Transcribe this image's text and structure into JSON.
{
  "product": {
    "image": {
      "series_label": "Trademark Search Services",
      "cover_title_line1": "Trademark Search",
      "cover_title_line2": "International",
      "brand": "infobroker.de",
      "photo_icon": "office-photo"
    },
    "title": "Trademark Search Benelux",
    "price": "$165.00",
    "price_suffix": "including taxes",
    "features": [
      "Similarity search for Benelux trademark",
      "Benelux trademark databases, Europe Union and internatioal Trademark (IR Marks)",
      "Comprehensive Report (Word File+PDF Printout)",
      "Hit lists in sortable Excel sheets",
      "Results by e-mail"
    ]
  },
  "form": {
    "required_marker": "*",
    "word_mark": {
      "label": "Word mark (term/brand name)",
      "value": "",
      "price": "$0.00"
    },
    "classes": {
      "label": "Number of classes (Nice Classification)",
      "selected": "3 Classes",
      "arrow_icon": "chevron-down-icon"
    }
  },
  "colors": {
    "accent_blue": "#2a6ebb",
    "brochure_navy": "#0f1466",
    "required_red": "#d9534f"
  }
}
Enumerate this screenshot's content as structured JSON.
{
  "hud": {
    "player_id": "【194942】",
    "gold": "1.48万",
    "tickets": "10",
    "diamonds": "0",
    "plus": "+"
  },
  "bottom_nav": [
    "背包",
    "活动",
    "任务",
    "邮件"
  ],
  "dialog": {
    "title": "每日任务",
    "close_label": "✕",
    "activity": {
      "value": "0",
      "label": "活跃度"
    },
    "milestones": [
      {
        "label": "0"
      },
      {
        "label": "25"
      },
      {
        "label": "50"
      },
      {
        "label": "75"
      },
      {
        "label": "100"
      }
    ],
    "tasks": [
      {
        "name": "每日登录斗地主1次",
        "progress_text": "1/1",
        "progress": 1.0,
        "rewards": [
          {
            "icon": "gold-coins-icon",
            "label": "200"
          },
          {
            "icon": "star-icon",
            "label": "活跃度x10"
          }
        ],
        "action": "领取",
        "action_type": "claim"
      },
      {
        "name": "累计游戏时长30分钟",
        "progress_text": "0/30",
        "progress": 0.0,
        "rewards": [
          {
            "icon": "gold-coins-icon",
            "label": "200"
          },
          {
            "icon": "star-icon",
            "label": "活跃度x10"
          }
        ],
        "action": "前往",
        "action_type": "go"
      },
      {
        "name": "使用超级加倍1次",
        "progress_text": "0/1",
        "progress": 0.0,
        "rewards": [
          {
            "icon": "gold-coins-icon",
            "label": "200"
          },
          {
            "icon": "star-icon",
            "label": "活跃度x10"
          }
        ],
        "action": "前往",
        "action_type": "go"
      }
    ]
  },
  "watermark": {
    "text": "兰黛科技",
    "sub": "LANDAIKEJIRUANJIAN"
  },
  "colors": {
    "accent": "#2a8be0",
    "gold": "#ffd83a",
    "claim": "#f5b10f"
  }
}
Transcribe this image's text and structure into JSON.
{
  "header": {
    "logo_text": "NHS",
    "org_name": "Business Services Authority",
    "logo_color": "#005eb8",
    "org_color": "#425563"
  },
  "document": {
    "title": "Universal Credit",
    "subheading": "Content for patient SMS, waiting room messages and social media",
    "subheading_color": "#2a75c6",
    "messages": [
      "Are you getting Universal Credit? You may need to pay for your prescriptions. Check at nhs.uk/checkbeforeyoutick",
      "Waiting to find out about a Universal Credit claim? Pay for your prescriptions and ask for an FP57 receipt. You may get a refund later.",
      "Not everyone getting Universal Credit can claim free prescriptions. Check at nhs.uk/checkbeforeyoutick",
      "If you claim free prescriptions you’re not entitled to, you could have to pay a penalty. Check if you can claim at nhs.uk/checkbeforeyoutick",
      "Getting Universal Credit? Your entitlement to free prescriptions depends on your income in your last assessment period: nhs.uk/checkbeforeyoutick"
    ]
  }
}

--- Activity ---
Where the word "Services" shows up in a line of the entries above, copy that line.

--- Result of this task ---
      "series_label": "Trademark Search Services",
    "org_name": "Business Services Authority",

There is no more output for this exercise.